[Entries from a dataset of interfaces]

---

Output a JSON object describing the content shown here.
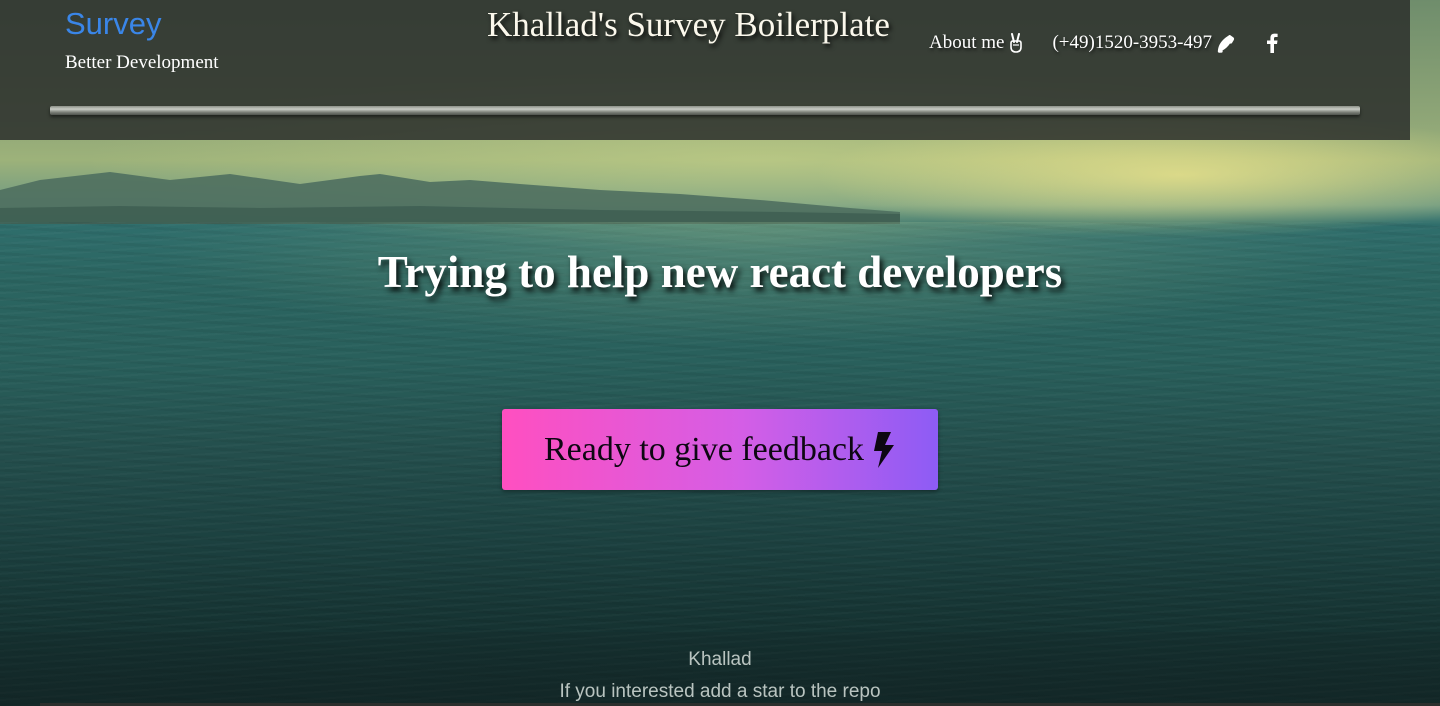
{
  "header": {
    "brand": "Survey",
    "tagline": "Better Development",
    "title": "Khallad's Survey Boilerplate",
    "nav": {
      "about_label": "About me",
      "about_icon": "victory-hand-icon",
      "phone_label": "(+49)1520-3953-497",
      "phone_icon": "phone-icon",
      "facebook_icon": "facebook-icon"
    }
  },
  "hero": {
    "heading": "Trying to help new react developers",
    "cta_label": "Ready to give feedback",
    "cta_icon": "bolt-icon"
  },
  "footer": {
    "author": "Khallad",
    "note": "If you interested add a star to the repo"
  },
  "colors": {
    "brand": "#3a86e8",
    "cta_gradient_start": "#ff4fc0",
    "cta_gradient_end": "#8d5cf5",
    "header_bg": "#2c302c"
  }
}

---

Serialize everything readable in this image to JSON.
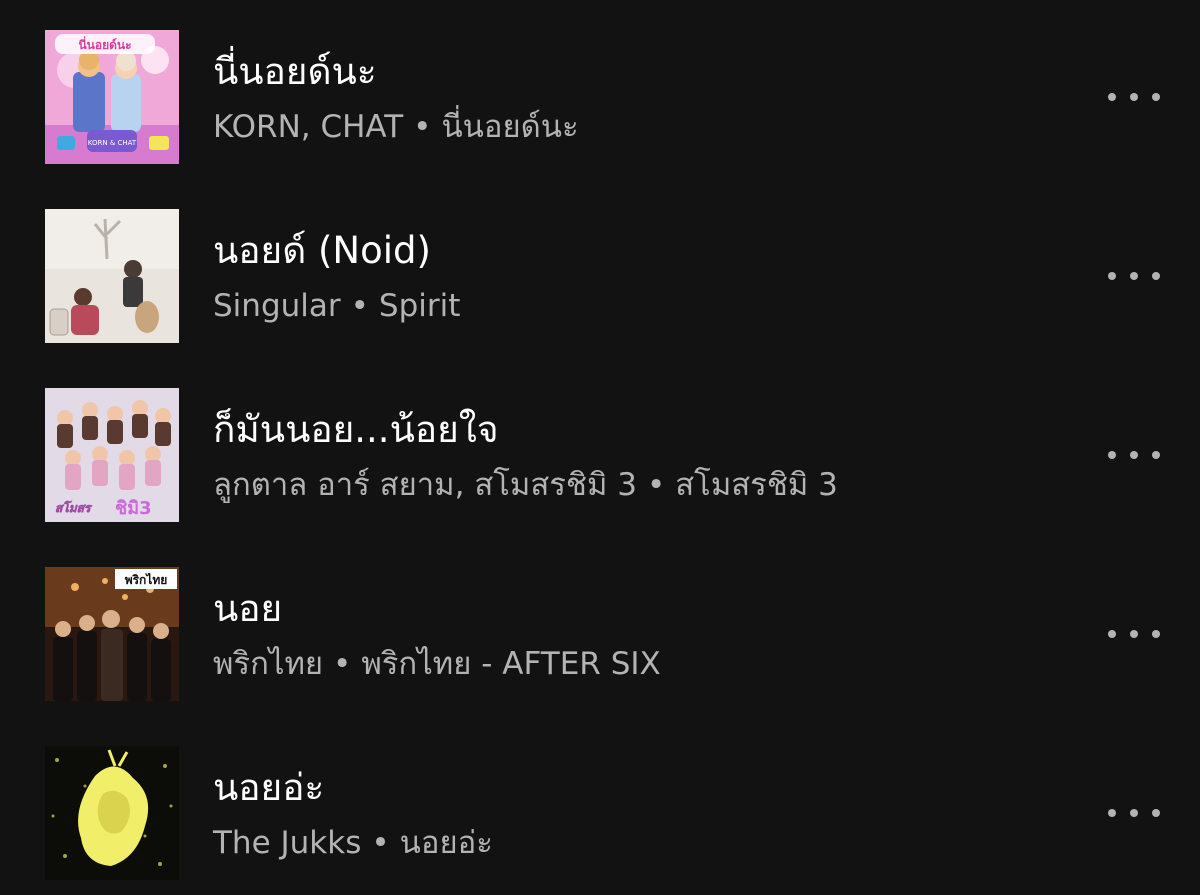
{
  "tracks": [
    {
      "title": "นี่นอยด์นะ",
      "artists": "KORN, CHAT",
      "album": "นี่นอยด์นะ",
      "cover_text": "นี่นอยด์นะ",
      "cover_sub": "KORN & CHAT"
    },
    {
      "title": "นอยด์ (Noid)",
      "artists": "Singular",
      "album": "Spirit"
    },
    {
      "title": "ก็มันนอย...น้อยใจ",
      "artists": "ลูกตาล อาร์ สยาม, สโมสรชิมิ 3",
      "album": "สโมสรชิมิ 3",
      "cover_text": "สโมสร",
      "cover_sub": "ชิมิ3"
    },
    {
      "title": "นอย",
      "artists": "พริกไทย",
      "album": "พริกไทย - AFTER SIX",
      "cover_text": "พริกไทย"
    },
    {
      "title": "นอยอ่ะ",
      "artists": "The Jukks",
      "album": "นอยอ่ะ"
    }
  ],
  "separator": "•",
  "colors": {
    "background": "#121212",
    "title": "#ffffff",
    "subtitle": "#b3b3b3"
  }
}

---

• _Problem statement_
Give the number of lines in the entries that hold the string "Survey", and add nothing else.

• _Exercise solution_
2